Source data START
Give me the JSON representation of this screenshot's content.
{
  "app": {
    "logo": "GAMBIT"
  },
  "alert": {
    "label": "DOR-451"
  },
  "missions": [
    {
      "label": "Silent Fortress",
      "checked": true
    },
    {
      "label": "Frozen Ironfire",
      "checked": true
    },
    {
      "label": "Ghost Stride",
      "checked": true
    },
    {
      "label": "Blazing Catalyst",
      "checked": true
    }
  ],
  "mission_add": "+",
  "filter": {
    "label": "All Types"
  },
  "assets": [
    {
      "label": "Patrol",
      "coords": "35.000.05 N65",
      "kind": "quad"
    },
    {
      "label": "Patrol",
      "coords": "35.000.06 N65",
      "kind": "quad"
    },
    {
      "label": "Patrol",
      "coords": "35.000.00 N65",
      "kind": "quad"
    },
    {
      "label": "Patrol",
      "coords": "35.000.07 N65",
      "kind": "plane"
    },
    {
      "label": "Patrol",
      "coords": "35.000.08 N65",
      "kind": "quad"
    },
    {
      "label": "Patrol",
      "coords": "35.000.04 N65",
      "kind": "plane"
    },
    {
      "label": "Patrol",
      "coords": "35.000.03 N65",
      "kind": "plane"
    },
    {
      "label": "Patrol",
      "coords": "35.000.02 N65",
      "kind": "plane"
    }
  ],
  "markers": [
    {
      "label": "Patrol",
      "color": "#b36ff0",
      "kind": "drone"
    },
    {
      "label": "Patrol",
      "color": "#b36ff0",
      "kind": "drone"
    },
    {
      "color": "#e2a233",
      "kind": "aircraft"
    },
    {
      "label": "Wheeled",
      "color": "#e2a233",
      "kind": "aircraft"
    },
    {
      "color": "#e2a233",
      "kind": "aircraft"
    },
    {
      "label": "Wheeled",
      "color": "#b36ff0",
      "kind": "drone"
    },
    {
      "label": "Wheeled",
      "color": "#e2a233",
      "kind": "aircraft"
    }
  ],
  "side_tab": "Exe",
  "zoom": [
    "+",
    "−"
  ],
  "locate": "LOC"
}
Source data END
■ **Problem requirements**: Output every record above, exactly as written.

■ **Output for this exercise**:
Give me the JSON representation of this screenshot's content.
{
  "app": {
    "logo": "GAMBIT"
  },
  "alert": {
    "label": "DOR-451"
  },
  "missions": [
    {
      "label": "Silent Fortress",
      "checked": true
    },
    {
      "label": "Frozen Ironfire",
      "checked": true
    },
    {
      "label": "Ghost Stride",
      "checked": true
    },
    {
      "label": "Blazing Catalyst",
      "checked": true
    }
  ],
  "mission_add": "+",
  "filter": {
    "label": "All Types"
  },
  "assets": [
    {
      "label": "Patrol",
      "coords": "35.000.05 N65",
      "kind": "quad"
    },
    {
      "label": "Patrol",
      "coords": "35.000.06 N65",
      "kind": "quad"
    },
    {
      "label": "Patrol",
      "coords": "35.000.00 N65",
      "kind": "quad"
    },
    {
      "label": "Patrol",
      "coords": "35.000.07 N65",
      "kind": "plane"
    },
    {
      "label": "Patrol",
      "coords": "35.000.08 N65",
      "kind": "quad"
    },
    {
      "label": "Patrol",
      "coords": "35.000.04 N65",
      "kind": "plane"
    },
    {
      "label": "Patrol",
      "coords": "35.000.03 N65",
      "kind": "plane"
    },
    {
      "label": "Patrol",
      "coords": "35.000.02 N65",
      "kind": "plane"
    }
  ],
  "markers": [
    {
      "label": "Patrol",
      "color": "#b36ff0",
      "kind": "drone"
    },
    {
      "label": "Patrol",
      "color": "#b36ff0",
      "kind": "drone"
    },
    {
      "color": "#e2a233",
      "kind": "aircraft"
    },
    {
      "label": "Wheeled",
      "color": "#e2a233",
      "kind": "aircraft"
    },
    {
      "color": "#e2a233",
      "kind": "aircraft"
    },
    {
      "label": "Wheeled",
      "color": "#b36ff0",
      "kind": "drone"
    },
    {
      "label": "Wheeled",
      "color": "#e2a233",
      "kind": "aircraft"
    }
  ],
  "side_tab": "Exe",
  "zoom": [
    "+",
    "−"
  ],
  "locate": "LOC"
}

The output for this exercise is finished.